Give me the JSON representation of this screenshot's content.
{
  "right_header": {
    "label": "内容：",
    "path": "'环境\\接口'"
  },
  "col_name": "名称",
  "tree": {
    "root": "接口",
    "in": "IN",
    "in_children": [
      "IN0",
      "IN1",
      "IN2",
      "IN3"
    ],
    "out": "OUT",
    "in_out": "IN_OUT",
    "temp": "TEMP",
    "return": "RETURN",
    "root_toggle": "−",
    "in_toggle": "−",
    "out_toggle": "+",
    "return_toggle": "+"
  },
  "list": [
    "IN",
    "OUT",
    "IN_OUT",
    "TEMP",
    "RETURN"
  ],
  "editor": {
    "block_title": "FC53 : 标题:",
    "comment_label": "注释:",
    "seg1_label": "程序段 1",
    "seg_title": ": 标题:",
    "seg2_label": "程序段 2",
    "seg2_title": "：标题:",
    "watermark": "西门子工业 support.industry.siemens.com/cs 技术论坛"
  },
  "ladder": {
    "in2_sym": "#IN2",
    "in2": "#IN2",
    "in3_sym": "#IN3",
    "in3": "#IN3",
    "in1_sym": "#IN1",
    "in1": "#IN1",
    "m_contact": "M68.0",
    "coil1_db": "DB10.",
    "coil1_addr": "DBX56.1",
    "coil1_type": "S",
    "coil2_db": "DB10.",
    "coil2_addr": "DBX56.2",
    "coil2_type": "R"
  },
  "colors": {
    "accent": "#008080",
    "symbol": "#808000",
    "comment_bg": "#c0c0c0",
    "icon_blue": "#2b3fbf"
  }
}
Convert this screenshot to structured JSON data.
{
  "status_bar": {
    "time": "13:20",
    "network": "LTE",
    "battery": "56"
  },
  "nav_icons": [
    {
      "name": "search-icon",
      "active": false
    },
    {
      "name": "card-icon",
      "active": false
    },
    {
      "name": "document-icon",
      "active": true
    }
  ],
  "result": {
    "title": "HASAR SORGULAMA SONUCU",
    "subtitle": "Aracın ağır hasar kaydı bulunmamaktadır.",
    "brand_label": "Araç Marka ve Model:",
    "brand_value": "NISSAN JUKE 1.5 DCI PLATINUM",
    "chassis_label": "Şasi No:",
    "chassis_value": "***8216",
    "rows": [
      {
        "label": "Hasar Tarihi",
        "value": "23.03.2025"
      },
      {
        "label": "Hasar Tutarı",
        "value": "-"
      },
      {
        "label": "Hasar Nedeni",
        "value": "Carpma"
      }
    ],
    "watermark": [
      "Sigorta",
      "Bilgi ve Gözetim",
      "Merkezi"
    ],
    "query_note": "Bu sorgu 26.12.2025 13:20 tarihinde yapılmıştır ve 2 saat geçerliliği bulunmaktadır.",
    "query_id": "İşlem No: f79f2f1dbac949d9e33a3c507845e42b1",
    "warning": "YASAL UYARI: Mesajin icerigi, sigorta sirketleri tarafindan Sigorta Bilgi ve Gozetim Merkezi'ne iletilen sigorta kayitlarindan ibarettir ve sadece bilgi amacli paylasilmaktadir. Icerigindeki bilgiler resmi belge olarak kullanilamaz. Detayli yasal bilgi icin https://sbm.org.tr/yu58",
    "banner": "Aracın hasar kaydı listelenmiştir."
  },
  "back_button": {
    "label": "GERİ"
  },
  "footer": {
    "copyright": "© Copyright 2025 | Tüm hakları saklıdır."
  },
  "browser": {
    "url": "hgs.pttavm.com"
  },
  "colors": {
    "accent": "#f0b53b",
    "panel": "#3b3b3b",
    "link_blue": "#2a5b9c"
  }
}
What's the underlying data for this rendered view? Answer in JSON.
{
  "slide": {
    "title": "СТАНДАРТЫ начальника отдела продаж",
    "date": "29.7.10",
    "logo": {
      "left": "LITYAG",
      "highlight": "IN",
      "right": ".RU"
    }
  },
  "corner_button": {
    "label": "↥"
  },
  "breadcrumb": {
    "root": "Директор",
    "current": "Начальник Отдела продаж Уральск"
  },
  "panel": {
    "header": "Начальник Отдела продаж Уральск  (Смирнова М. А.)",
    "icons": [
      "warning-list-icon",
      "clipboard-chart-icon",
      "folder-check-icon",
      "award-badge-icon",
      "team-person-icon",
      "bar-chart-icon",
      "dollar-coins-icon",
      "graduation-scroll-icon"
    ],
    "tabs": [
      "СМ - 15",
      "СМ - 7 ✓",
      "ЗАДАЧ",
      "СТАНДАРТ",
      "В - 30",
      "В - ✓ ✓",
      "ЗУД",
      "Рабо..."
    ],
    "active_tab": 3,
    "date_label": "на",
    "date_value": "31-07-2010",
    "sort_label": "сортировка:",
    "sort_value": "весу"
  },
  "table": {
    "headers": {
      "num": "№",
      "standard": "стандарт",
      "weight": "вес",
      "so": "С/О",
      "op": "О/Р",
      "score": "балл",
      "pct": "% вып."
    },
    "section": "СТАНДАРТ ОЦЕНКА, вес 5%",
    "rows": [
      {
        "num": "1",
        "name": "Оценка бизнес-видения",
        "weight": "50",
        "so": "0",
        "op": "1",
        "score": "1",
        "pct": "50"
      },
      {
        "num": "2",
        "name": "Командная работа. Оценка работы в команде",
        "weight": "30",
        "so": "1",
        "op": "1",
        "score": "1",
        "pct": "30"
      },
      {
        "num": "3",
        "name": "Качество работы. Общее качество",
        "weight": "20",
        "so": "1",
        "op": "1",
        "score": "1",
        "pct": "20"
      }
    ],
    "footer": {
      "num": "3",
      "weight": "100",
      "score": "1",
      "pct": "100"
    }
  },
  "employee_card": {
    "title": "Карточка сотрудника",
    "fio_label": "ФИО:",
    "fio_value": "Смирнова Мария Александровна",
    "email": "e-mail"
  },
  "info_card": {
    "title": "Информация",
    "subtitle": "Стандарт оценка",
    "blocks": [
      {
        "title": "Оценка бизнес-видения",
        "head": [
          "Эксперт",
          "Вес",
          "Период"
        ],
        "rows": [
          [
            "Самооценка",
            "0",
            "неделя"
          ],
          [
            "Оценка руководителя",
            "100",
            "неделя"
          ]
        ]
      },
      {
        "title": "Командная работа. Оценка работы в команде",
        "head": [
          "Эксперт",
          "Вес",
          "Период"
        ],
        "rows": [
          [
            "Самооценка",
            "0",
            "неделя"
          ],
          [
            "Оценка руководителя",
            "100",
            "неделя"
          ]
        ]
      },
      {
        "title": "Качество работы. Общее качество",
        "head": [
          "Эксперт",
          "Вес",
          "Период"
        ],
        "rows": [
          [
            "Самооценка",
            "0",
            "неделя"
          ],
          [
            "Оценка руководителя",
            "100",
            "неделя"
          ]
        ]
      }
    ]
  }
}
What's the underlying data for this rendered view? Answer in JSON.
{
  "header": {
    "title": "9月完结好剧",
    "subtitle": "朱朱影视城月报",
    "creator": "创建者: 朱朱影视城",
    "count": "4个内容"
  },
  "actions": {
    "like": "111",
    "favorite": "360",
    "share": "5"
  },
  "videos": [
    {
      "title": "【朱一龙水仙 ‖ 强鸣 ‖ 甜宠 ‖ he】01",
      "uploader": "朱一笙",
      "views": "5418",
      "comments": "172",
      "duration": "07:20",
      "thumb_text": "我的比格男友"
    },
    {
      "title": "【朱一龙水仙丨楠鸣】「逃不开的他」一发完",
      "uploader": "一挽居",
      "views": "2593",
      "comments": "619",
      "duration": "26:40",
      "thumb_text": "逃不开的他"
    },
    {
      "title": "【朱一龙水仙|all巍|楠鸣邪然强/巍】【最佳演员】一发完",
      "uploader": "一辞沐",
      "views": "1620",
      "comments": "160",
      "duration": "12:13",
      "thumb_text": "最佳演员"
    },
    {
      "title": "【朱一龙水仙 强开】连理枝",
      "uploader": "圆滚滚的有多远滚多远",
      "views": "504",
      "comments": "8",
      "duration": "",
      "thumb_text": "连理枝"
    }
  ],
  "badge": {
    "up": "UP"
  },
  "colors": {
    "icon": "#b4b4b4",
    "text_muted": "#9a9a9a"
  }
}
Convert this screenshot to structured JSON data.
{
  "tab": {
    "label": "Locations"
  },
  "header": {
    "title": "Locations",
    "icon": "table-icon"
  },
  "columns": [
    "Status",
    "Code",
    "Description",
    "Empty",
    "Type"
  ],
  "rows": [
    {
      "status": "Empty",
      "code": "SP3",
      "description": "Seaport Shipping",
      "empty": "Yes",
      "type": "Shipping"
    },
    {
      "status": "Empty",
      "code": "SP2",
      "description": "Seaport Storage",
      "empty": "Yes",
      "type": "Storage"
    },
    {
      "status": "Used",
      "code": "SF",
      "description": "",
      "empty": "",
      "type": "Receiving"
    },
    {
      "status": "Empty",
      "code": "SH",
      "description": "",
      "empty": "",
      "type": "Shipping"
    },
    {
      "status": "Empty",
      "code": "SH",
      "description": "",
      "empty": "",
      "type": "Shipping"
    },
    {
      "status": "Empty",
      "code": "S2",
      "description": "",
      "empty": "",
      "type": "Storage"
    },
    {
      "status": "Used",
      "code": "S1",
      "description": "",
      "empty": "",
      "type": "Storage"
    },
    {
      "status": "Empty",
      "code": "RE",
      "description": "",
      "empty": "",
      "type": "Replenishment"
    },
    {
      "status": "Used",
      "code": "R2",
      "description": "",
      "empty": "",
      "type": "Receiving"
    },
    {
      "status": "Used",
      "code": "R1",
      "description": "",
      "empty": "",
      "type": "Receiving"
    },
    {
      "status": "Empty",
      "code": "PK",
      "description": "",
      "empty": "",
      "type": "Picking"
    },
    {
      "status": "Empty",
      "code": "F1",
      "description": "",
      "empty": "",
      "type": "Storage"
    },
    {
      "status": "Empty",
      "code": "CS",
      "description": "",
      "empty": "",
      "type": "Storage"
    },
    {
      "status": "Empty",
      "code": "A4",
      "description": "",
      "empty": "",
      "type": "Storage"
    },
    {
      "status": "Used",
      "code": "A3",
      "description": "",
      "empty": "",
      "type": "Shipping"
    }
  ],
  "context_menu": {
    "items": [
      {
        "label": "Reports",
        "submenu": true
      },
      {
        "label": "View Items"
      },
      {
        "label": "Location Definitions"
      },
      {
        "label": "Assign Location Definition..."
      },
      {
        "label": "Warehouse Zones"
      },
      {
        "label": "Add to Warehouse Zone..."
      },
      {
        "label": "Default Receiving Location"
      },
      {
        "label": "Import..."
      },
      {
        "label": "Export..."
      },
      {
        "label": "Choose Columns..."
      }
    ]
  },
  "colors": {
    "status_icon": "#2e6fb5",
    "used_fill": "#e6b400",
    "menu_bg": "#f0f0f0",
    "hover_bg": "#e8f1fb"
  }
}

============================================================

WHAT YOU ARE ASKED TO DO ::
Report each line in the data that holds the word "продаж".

TASK SOLUTION ::
    "title": "СТАНДАРТЫ начальника отдела продаж",
    "current": "Начальник Отдела продаж Уральск"
    "header": "Начальник Отдела продаж Уральск  (Смирнова М. А.)",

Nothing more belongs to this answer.